Like apparently everyone else, I went and saw Deadpool over the long holiday weekend. I’ve never been much of a fan of the character, or of Ryan Reynolds for that matter. But I’d heard good things and was willing to give it a chance. By the end of the opening credits — some of the best I’ve seen in a long time — I was on board, and it’a a funny, irreverent, raunchy send-up of everything we’ve come to love (and hate) about super-hero movies. I had a great time.
I probably would have had a better time if I wasn’t thinking about the six-year old kid sitting down the row from me and how he might have been reacting to Reynolds and Morena Baccarin making the loud rowdy for a good ten minutes.
It wasn’t like people didn’t see this coming.

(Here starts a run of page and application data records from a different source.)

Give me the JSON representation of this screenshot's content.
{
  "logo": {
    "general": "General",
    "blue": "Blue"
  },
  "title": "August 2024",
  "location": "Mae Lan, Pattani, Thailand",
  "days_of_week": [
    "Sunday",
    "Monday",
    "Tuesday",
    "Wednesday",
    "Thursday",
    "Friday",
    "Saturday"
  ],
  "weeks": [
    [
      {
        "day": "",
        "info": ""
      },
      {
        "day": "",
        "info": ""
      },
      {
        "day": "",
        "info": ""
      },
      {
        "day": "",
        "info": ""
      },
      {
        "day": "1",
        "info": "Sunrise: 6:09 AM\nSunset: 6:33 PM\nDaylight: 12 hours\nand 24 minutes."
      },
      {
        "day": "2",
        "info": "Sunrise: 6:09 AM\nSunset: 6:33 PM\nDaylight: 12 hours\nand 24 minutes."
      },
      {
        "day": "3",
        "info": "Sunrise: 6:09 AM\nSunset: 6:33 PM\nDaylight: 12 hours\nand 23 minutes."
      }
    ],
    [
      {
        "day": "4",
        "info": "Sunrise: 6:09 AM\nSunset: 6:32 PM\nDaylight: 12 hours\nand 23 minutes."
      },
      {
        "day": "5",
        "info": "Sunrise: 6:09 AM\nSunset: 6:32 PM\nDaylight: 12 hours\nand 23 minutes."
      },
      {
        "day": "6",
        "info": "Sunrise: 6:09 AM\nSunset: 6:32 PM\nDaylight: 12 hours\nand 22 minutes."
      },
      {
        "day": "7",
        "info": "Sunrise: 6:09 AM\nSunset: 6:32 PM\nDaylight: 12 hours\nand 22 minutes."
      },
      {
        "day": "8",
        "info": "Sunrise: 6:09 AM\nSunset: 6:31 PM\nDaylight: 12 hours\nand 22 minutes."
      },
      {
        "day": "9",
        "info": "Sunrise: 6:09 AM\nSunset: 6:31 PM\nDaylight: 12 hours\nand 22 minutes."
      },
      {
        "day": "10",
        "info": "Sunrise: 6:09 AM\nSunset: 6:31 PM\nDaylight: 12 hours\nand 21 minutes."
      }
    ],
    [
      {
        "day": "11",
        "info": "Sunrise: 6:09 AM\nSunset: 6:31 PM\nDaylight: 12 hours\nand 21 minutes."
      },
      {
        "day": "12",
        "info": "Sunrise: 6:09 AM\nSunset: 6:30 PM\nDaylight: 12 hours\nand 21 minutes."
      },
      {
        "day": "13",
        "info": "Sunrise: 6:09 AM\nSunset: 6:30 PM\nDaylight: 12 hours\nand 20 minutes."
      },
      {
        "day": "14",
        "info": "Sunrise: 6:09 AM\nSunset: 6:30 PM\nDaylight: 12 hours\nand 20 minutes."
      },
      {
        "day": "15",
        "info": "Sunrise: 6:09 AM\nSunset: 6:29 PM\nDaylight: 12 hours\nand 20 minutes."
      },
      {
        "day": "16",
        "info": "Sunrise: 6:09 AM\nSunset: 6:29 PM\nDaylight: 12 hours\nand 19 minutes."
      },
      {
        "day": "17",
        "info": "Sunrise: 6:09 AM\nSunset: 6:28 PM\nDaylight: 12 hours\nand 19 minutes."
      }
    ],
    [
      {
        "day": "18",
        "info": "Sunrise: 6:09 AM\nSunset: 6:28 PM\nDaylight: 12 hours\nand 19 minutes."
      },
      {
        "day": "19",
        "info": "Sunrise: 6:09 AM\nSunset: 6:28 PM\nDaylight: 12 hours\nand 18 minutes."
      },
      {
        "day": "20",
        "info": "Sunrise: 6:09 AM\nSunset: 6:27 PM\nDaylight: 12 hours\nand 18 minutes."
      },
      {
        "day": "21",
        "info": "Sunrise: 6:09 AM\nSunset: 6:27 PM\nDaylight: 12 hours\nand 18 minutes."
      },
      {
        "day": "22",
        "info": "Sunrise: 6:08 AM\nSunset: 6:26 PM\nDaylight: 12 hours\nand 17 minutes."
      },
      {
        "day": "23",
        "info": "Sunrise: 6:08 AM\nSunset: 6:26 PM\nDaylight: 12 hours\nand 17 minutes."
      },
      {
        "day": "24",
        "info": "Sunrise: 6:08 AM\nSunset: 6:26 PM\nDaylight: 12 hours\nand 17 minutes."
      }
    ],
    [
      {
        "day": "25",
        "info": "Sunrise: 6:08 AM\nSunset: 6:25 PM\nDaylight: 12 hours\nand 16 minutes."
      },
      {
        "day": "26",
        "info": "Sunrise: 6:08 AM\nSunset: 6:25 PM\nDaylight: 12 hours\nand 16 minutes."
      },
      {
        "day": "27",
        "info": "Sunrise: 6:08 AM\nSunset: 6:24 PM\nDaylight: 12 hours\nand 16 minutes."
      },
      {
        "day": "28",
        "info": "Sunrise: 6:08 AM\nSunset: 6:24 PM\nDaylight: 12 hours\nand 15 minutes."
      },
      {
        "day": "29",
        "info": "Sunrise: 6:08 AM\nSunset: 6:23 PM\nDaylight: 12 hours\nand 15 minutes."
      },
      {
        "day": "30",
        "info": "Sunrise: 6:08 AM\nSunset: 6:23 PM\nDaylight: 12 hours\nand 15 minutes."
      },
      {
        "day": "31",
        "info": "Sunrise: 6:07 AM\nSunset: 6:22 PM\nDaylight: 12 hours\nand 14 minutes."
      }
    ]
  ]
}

An R-rated super-hero movie was just begging for confused parents to show up with little Timmy in tow thinking they were in for another Spider-Man. Facebook and Twitter were awash with public service announcements firmly establishing that this was not a kids’ film. Theaters had signs plastered to their box office windows reminding people of the fact. There’s a gigantic letter R on all the posters. And still, from what I’m hearing and what I saw first-hand, bunches of parents saw “Marvel” and spandex and figured it was time for a family outing. And ended up with enough uncomfortable conversations to last them a lifetime.
Now in the grand scheme of things, there’s rated R and there’s RATED R. And honestly, Deadpool is probably on the lighter end of the spectrum. The violence is pretty cartoony, and the language, while definitely raw, is just as cartoony. This isn’t a Scorsese film. If I was the father of a relatively sophisticated 11- or 12-year old, I’d probably take them to see it, provided we had a good long talk beforehand. A teenager? No problem; it’s an inherently juvenile film (and character) anyway.
But I don’t care if you were the inspiration for Baby Geniuses, there are just some things a 6-year old isn’t prepared to handle. There’s no good way to explain to someone who still thinks Sesame Street is high concept that Baccarin offering to sit on Reynolds’ face doesn’t mean she’s looking for a comfortable place to rest for a bit. And I really don’t want to be sitting next to you while you make the attempt. Because that’s what inevitably happens. The kid starts asking questions, the parent begins answering them, and then my nice, adult, R-rated movie experience is now accompanied by a toddler-specific commentary track.
I know there are some kids who can handle more than others; when people would ask me at Universal if their kid would think a ride was scary, I’d ask what the scariest movie they’d seen was and get answers ranging from A Nightmare on Elm Street to E.T. And yes, any parent is going to know their kid better than I do. But the paying audience for an R-rated film isn’t the time or place or test the kid’s limits.